- [Exercise goal] From the entries that follow, copy each line in which "JSON" appears.

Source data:

*** Block opens ***

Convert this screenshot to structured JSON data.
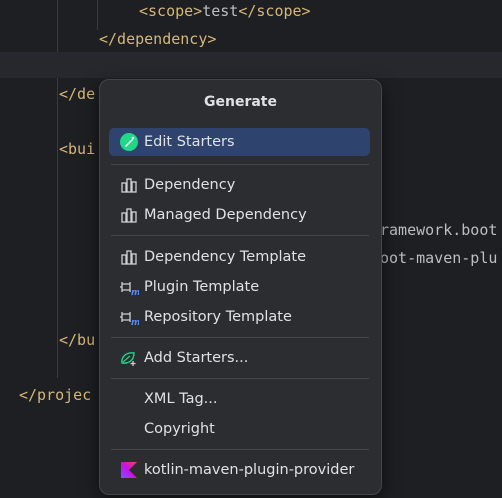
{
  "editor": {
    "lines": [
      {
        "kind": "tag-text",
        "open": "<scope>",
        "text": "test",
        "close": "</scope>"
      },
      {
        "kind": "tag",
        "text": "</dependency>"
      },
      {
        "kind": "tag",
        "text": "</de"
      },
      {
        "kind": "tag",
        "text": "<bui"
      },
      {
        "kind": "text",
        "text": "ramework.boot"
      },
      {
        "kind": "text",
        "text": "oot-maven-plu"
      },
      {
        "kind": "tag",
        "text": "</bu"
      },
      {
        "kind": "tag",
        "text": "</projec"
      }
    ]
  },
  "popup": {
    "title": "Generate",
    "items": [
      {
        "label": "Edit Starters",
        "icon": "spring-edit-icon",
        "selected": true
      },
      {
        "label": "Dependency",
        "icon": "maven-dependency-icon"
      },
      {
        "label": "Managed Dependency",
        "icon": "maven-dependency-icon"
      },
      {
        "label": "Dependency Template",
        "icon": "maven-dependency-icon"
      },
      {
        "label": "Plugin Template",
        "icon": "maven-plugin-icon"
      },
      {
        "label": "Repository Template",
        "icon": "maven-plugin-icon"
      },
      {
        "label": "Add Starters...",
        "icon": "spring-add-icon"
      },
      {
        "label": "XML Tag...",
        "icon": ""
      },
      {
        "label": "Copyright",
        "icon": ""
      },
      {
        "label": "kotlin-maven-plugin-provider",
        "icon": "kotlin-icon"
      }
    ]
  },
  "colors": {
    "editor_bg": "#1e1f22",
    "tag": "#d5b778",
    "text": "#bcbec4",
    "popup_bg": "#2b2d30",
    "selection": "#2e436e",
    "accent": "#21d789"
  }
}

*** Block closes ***
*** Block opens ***

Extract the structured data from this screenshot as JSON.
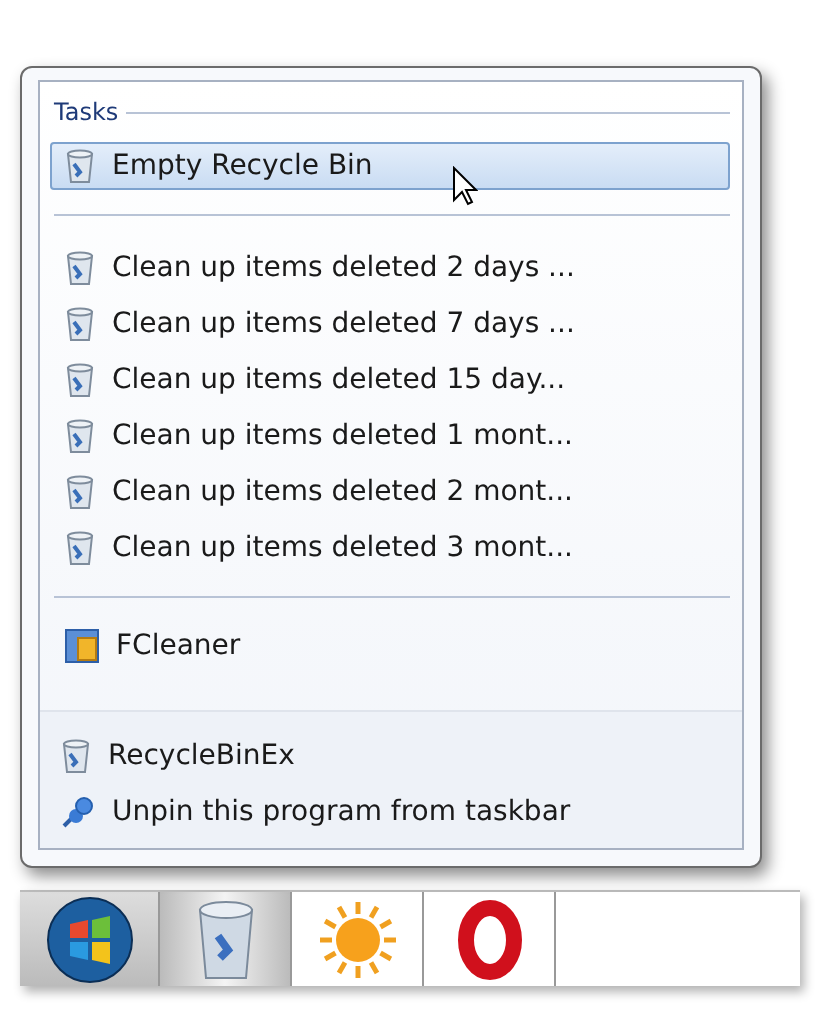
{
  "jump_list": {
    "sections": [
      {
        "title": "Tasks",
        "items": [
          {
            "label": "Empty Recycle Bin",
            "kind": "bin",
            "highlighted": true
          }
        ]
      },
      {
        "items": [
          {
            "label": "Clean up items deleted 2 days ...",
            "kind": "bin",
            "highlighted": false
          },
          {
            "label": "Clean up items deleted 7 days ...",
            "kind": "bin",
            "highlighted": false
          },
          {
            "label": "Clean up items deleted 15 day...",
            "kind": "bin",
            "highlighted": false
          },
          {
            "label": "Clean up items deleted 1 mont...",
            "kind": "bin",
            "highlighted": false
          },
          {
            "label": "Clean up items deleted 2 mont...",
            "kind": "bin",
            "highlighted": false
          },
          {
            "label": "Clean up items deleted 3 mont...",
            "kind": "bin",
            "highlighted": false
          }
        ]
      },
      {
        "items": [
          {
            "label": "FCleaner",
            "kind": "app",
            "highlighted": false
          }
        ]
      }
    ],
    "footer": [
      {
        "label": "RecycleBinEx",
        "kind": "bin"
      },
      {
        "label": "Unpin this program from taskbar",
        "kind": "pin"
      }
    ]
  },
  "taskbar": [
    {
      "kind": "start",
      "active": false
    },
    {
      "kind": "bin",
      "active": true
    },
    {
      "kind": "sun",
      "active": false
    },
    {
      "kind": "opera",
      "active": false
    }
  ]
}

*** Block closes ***
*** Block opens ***

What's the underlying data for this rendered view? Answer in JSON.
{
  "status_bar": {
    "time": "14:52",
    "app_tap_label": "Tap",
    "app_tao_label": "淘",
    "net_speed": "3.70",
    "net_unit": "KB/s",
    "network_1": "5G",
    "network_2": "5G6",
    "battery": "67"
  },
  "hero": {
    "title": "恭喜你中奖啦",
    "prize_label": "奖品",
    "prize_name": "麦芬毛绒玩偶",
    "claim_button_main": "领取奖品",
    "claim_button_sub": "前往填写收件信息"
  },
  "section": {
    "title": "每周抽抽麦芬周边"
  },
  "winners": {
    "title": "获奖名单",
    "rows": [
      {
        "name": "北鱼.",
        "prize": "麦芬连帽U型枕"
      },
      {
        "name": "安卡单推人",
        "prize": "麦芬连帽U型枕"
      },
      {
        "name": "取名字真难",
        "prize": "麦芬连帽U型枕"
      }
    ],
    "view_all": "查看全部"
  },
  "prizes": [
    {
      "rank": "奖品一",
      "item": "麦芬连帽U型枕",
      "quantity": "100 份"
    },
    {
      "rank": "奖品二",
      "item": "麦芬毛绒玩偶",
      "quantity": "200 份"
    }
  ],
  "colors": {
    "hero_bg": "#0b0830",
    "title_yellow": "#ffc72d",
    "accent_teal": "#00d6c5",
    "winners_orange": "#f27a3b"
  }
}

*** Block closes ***

- [Your solution]
Convert this screenshot to structured JSON data.
Extract the structured data from this screenshot as JSON.
What's the underlying data for this rendered view? Answer in JSON.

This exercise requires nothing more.